I didn't explain these functionalities in details on purpose, they know too much and it's easy to check their capabilities. Just pick a plugin, check its folder and read the *.zsh file. They are very talkative. And there are much more plugins than I've listed, for Ruby people, Java fans, etc.

---

Did I miss any important feature of ZSH and Oh-my-ZSH? Let me know.

Peter

6 comments:

  1. Recommended:
    http://grml.org/zsh/zsh-lovers.html

    For zsh lovers :)

    ReplyDelete
    Replies
    1. Wow that looks neat :) Thanks a lot for the link :)

      Delete
  2. Hi Peter, I'm a convert to zsh since reading this!

    Here are some notes for other newbies.

    NEWBIE-FRIENDLY THEME

    As I was starting from using bash I didn't want a theme that was too radically different, so I have gone with alanpeabody - the most bash-like one I could find.

    - In my .zshrc ...
    ZSH_THEME="alanpeabody"

    (To see it, go here http://zshthem.es/ and type alanpeabody).

    FIND ALL FILES CHANGED IN THE LAST DAY

    Check this out:
    ls -tld **/*(m-1)

    (it takes a while to run first-time-round, then lets you see everything changed in the past day)

    For more like this see:
    http://www.rayninfo.co.uk/tips/zshtips.html
    ... and as recommended by Balasz:
    http://grml.org/zsh/zsh-lovers.html

    PER-DIRECTORY HISTORY

    I'm just starting to get into using plugins. I'd like to give a shout-out to the per-directory-history plugin.

    This makes me happy because now I can go to any directory and just see the history for commands that were run in that directory before. I've been looking for something like this for ages.

    https://github.com/robbyrussell/oh-my-zsh/blob/master/plugins/per-directory-history/per-directory-history.plugin.zsh

    Instructions:

    - add or append 'per-directory-history' to the plugins to your .zshrc
    plugins=(per-directory-history)
    - if you already have plugins enabled then append 'per-directory-history'
    plugins=(git cyan per-directory-history)

    - run source to reload the .zshrc
    source ~/.zshrc
    (alternatively restart your terminal)

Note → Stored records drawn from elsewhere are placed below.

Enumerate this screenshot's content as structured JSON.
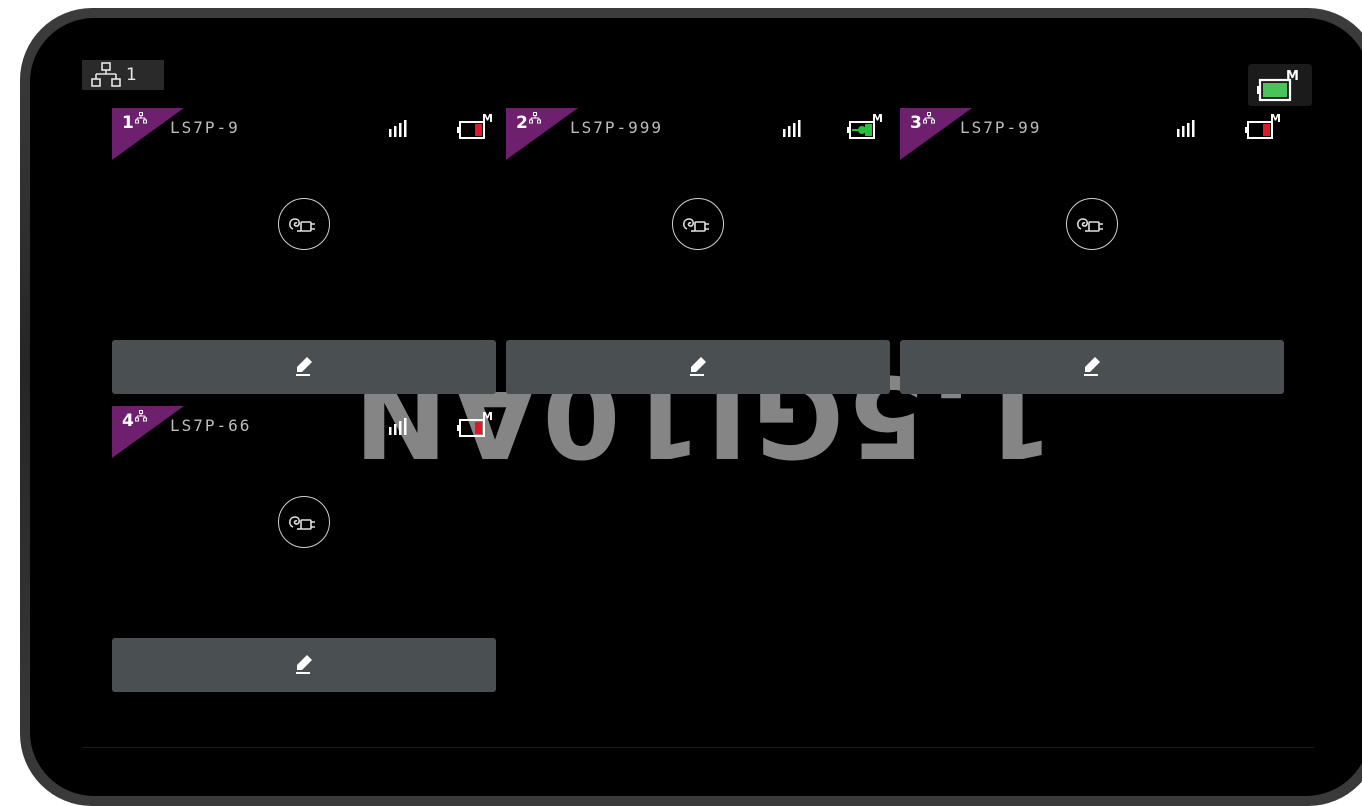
{
  "header": {
    "group_number": "1",
    "corner_dots": "..",
    "top_battery_mode": "M",
    "top_battery_color": "#4cc25a"
  },
  "watermark": {
    "text": "1.5GI10AN"
  },
  "cards": [
    {
      "index": "1",
      "name": "LS7P-9",
      "battery_mode": "M",
      "battery_color": "#e0192a",
      "plug_icon": "plug-icon",
      "edit_icon": "pencil-icon"
    },
    {
      "index": "2",
      "name": "LS7P-999",
      "battery_mode": "M",
      "battery_color": "#22c23a",
      "plug_icon": "plug-icon",
      "edit_icon": "pencil-icon"
    },
    {
      "index": "3",
      "name": "LS7P-99",
      "battery_mode": "M",
      "battery_color": "#e0192a",
      "plug_icon": "plug-icon",
      "edit_icon": "pencil-icon"
    },
    {
      "index": "4",
      "name": "LS7P-66",
      "battery_mode": "M",
      "battery_color": "#e0192a",
      "plug_icon": "plug-icon",
      "edit_icon": "pencil-icon"
    }
  ],
  "colors": {
    "accent_purple": "#6e1f6e",
    "edit_bar": "#4a4f51",
    "screen_bg": "#000000"
  }
}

    now, you have history both globally and per-terminal.
    toggle using ctrl G

    ReplyDelete
  3. Hi Michael,
    You're addition is pretty cool. The directory based history is very useful, I missed that indeed. Thank you for your comment :)

    ReplyDelete
  4. I have no idea if you still will read this, but what theme is that? I am very intrigued.

    ReplyDelete
  5. Hi xDexter,
    It's called agnoster: https://gist.github.com/agnoster/3712874
    Peter

    ReplyDelete